An August 1993 study by the US Federal Highway Administration quantified the correlation between median width and the reduction of both head-on accidents and severe injuries. The study found that medians without barriers should be constructed more than 30 feet (9.1 m) wide in order to have any effect on safety, and that safety benefits of wider medians continue to increase to a width of 60 to 80 feet (18.3 to 24.4 m).
A consequence of this finding is that decreasing the size of a median to 20 feet (6.1 m) from 30 feet (9.1 m) to add lanes to a highway may result in a less safe highway. Statistics regarding medians with barriers were not calculated in this study.

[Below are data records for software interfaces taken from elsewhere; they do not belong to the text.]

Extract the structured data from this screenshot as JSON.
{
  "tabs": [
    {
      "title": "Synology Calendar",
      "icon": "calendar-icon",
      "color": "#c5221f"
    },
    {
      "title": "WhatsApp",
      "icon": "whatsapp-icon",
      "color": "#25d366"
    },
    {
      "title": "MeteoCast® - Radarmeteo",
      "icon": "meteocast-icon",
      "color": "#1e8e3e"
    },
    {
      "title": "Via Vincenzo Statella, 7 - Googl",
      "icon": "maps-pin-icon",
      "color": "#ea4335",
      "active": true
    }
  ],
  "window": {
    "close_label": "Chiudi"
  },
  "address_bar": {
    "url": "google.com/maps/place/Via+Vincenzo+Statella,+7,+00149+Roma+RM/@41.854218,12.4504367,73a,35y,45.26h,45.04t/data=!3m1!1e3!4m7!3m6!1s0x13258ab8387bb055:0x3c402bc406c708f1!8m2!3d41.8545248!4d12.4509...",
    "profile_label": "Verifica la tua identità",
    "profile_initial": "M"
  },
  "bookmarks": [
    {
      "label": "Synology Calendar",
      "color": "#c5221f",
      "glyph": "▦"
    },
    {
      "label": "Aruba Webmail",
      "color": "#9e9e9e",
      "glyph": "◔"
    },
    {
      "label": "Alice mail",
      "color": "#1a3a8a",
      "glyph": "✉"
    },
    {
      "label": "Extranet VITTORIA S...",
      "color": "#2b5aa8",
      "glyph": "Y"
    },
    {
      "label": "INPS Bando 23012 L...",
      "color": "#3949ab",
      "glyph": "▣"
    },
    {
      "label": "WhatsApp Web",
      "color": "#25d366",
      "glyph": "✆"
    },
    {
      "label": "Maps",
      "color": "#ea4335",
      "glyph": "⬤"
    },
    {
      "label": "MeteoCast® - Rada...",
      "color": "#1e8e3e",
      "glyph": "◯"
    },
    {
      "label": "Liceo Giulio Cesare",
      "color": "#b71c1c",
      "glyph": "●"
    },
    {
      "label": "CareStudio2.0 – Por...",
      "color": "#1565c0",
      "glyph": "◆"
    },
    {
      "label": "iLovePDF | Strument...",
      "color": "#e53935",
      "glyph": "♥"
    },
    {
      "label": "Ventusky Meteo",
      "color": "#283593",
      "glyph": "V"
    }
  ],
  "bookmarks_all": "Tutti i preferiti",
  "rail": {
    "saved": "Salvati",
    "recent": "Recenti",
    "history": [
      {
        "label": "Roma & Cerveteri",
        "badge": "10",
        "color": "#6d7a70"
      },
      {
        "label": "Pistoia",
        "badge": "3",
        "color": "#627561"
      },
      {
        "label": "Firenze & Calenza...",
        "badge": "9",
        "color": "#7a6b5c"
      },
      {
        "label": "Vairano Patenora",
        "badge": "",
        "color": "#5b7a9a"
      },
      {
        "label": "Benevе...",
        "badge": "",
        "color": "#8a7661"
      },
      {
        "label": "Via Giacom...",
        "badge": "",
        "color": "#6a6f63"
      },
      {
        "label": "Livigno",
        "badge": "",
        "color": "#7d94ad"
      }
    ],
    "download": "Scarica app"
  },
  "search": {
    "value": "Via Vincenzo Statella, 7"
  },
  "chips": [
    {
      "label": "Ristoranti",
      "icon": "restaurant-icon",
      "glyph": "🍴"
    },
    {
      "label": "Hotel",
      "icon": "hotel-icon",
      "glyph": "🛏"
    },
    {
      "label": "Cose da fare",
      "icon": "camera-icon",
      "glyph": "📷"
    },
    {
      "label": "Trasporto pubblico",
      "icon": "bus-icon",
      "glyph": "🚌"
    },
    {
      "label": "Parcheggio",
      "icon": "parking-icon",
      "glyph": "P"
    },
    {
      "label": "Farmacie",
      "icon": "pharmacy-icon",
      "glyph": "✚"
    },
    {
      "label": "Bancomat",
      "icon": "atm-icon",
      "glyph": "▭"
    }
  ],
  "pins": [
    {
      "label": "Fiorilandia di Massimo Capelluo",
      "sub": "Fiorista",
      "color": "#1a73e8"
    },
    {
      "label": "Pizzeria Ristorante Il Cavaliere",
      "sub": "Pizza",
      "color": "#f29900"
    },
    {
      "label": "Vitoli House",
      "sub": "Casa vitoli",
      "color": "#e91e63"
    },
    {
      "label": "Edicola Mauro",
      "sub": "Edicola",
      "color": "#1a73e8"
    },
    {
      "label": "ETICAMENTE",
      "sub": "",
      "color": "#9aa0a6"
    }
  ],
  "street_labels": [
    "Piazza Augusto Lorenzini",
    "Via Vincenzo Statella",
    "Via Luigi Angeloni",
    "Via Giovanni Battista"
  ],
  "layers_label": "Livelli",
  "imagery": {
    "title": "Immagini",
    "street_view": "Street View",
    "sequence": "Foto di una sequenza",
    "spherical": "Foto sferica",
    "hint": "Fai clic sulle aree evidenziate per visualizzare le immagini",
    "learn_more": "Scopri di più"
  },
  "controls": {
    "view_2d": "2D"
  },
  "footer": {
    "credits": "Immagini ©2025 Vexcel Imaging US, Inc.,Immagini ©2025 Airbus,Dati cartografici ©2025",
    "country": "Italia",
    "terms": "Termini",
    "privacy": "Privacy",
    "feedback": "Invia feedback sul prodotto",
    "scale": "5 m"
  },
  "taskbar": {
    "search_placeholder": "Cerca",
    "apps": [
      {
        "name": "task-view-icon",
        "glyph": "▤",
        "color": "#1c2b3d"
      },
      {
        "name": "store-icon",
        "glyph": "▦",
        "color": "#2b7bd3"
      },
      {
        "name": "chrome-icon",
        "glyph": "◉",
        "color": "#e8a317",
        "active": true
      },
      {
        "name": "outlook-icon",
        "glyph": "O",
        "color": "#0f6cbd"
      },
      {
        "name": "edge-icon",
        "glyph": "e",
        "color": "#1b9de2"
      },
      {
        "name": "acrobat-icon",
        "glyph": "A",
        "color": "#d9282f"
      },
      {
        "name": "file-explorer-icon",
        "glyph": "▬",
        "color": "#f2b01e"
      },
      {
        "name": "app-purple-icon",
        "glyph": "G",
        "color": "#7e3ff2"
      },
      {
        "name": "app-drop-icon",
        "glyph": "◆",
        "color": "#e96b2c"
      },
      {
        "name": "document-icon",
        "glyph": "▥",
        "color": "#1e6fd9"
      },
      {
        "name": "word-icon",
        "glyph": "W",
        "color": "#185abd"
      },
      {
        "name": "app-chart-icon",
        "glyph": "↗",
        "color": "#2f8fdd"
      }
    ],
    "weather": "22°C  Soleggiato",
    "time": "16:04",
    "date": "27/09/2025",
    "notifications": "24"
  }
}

Central reservations may also be used for reserved bus lanes, as in Istanbul's Metrobus, Los Angeles's J Line and Bogotá's TransMilenio. Center-lane running and island platforms installed in the medium reduce conflicts with stopped and parked cars as well as pedestrians near the curb, thus speeding service.
In some cases, the median strip of the highway may contain a train line, usually around major urban centers. This is often done to share a right-of-way, because of the expense and difficulty of clearing a route through dense urban neighborhoods. A reserved right-of-way is contrasted with street running, in which rail cars and automobiles occupy the same lanes of traffic.
Train lines that run in the median of highways include:
City planners also commonly use media strips to accommodate urban tram tracks along a central segregated track, and examples of this layout are found across Europe. Some of the earliest practices of incorporating central tramways into road designs were pioneered in Liverpool by John Alexander Brodie, and later emulated in Manchester, such as along Princess Parkway or Kingsway.